Here the job is to repeat the listing exactly, but not the pictures in it.

------

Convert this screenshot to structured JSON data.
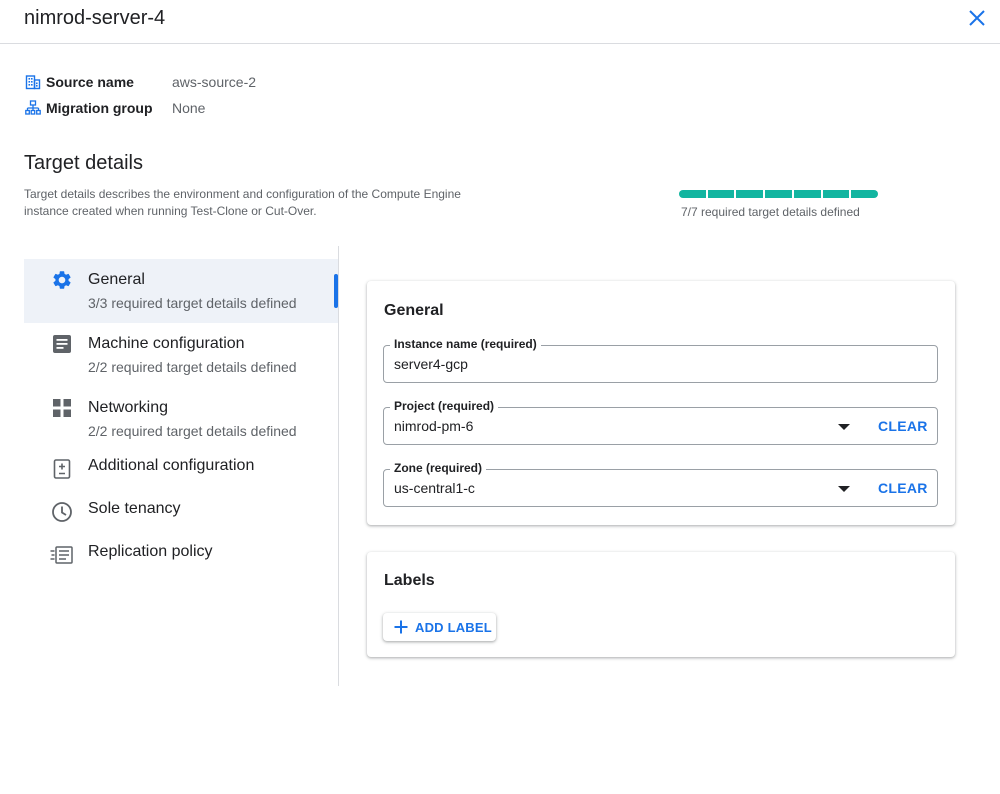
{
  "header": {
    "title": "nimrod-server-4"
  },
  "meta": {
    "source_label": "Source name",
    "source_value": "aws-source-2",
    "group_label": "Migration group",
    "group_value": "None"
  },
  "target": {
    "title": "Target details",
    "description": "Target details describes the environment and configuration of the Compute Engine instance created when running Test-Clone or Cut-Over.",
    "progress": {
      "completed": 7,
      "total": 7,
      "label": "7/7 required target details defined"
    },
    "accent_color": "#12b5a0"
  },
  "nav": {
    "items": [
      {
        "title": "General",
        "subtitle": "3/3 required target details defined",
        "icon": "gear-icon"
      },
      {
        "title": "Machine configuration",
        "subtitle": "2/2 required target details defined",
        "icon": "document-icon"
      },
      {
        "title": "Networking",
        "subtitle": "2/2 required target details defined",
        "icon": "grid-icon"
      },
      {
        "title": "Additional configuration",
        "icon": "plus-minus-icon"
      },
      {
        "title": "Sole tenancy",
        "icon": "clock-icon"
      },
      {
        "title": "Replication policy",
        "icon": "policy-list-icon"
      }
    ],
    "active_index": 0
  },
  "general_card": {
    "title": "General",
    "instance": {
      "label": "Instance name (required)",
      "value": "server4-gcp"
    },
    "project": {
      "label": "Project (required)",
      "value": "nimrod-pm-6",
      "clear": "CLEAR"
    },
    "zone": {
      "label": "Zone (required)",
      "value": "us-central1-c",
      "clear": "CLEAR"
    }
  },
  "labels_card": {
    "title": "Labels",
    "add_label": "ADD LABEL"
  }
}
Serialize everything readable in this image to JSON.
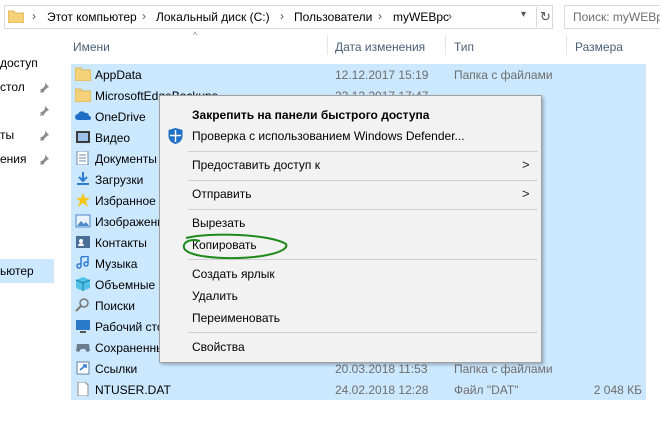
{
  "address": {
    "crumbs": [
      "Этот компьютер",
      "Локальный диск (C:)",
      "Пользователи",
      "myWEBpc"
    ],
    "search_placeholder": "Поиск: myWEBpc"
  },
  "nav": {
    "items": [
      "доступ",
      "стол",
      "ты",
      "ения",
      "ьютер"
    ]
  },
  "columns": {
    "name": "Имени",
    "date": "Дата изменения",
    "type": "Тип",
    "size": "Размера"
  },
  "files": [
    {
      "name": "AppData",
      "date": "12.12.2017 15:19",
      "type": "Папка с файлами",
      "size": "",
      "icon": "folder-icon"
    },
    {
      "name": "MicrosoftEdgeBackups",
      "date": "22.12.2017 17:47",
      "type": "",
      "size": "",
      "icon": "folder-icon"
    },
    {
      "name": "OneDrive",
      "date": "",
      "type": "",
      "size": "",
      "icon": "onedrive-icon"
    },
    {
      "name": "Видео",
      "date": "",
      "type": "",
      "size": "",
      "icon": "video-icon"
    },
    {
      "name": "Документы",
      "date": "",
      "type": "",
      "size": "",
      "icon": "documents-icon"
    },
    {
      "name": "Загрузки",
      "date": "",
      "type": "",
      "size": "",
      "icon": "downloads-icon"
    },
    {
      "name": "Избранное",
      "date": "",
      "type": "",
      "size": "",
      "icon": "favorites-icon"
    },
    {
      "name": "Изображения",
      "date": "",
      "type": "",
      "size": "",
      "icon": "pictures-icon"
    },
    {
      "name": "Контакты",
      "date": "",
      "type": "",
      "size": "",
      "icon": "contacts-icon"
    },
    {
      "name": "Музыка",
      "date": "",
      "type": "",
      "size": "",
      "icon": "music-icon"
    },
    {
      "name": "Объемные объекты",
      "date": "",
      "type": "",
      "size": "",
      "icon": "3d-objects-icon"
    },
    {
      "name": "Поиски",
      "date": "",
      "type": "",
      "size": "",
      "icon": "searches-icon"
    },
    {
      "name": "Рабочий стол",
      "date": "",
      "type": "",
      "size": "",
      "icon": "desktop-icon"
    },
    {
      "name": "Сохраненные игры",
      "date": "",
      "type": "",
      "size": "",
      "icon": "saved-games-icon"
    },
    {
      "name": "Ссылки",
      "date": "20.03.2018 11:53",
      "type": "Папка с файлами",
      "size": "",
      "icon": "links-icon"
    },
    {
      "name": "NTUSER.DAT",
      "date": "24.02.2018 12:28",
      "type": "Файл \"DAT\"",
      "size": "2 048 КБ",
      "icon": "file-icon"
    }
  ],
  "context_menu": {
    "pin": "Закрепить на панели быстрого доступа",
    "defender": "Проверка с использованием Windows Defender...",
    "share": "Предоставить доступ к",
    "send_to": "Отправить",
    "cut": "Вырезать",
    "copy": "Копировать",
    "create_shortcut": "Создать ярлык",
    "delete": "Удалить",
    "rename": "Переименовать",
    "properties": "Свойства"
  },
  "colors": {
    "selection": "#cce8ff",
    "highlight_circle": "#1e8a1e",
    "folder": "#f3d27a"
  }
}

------

### TASK RESPONSE
Convert this screenshot to structured JSON data.
{
  "header": {
    "title": "nimrod-server-4"
  },
  "meta": {
    "source_label": "Source name",
    "source_value": "aws-source-2",
    "group_label": "Migration group",
    "group_value": "None"
  },
  "target": {
    "title": "Target details",
    "description": "Target details describes the environment and configuration of the Compute Engine instance created when running Test-Clone or Cut-Over.",
    "progress": {
      "completed": 7,
      "total": 7,
      "label": "7/7 required target details defined"
    },
    "accent_color": "#12b5a0"
  },
  "nav": {
    "items": [
      {
        "title": "General",
        "subtitle": "3/3 required target details defined",
        "icon": "gear-icon"
      },
      {
        "title": "Machine configuration",
        "subtitle": "2/2 required target details defined",
        "icon": "document-icon"
      },
      {
        "title": "Networking",
        "subtitle": "2/2 required target details defined",
        "icon": "grid-icon"
      },
      {
        "title": "Additional configuration",
        "icon": "plus-minus-icon"
      },
      {
        "title": "Sole tenancy",
        "icon": "clock-icon"
      },
      {
        "title": "Replication policy",
        "icon": "policy-list-icon"
      }
    ],
    "active_index": 0
  },
  "general_card": {
    "title": "General",
    "instance": {
      "label": "Instance name (required)",
      "value": "server4-gcp"
    },
    "project": {
      "label": "Project (required)",
      "value": "nimrod-pm-6",
      "clear": "CLEAR"
    },
    "zone": {
      "label": "Zone (required)",
      "value": "us-central1-c",
      "clear": "CLEAR"
    }
  },
  "labels_card": {
    "title": "Labels",
    "add_label": "ADD LABEL"
  }
}
Serialize everything readable in this image to JSON.
{
  "address": {
    "crumbs": [
      "Этот компьютер",
      "Локальный диск (C:)",
      "Пользователи",
      "myWEBpc"
    ],
    "search_placeholder": "Поиск: myWEBpc"
  },
  "nav": {
    "items": [
      "доступ",
      "стол",
      "ты",
      "ения",
      "ьютер"
    ]
  },
  "columns": {
    "name": "Имени",
    "date": "Дата изменения",
    "type": "Тип",
    "size": "Размера"
  },
  "files": [
    {
      "name": "AppData",
      "date": "12.12.2017 15:19",
      "type": "Папка с файлами",
      "size": "",
      "icon": "folder-icon"
    },
    {
      "name": "MicrosoftEdgeBackups",
      "date": "22.12.2017 17:47",
      "type": "",
      "size": "",
      "icon": "folder-icon"
    },
    {
      "name": "OneDrive",
      "date": "",
      "type": "",
      "size": "",
      "icon": "onedrive-icon"
    },
    {
      "name": "Видео",
      "date": "",
      "type": "",
      "size": "",
      "icon": "video-icon"
    },
    {
      "name": "Документы",
      "date": "",
      "type": "",
      "size": "",
      "icon": "documents-icon"
    },
    {
      "name": "Загрузки",
      "date": "",
      "type": "",
      "size": "",
      "icon": "downloads-icon"
    },
    {
      "name": "Избранное",
      "date": "",
      "type": "",
      "size": "",
      "icon": "favorites-icon"
    },
    {
      "name": "Изображения",
      "date": "",
      "type": "",
      "size": "",
      "icon": "pictures-icon"
    },
    {
      "name": "Контакты",
      "date": "",
      "type": "",
      "size": "",
      "icon": "contacts-icon"
    },
    {
      "name": "Музыка",
      "date": "",
      "type": "",
      "size": "",
      "icon": "music-icon"
    },
    {
      "name": "Объемные объекты",
      "date": "",
      "type": "",
      "size": "",
      "icon": "3d-objects-icon"
    },
    {
      "name": "Поиски",
      "date": "",
      "type": "",
      "size": "",
      "icon": "searches-icon"
    },
    {
      "name": "Рабочий стол",
      "date": "",
      "type": "",
      "size": "",
      "icon": "desktop-icon"
    },
    {
      "name": "Сохраненные игры",
      "date": "",
      "type": "",
      "size": "",
      "icon": "saved-games-icon"
    },
    {
      "name": "Ссылки",
      "date": "20.03.2018 11:53",
      "type": "Папка с файлами",
      "size": "",
      "icon": "links-icon"
    },
    {
      "name": "NTUSER.DAT",
      "date": "24.02.2018 12:28",
      "type": "Файл \"DAT\"",
      "size": "2 048 КБ",
      "icon": "file-icon"
    }
  ],
  "context_menu": {
    "pin": "Закрепить на панели быстрого доступа",
    "defender": "Проверка с использованием Windows Defender...",
    "share": "Предоставить доступ к",
    "send_to": "Отправить",
    "cut": "Вырезать",
    "copy": "Копировать",
    "create_shortcut": "Создать ярлык",
    "delete": "Удалить",
    "rename": "Переименовать",
    "properties": "Свойства"
  },
  "colors": {
    "selection": "#cce8ff",
    "highlight_circle": "#1e8a1e",
    "folder": "#f3d27a"
  }
}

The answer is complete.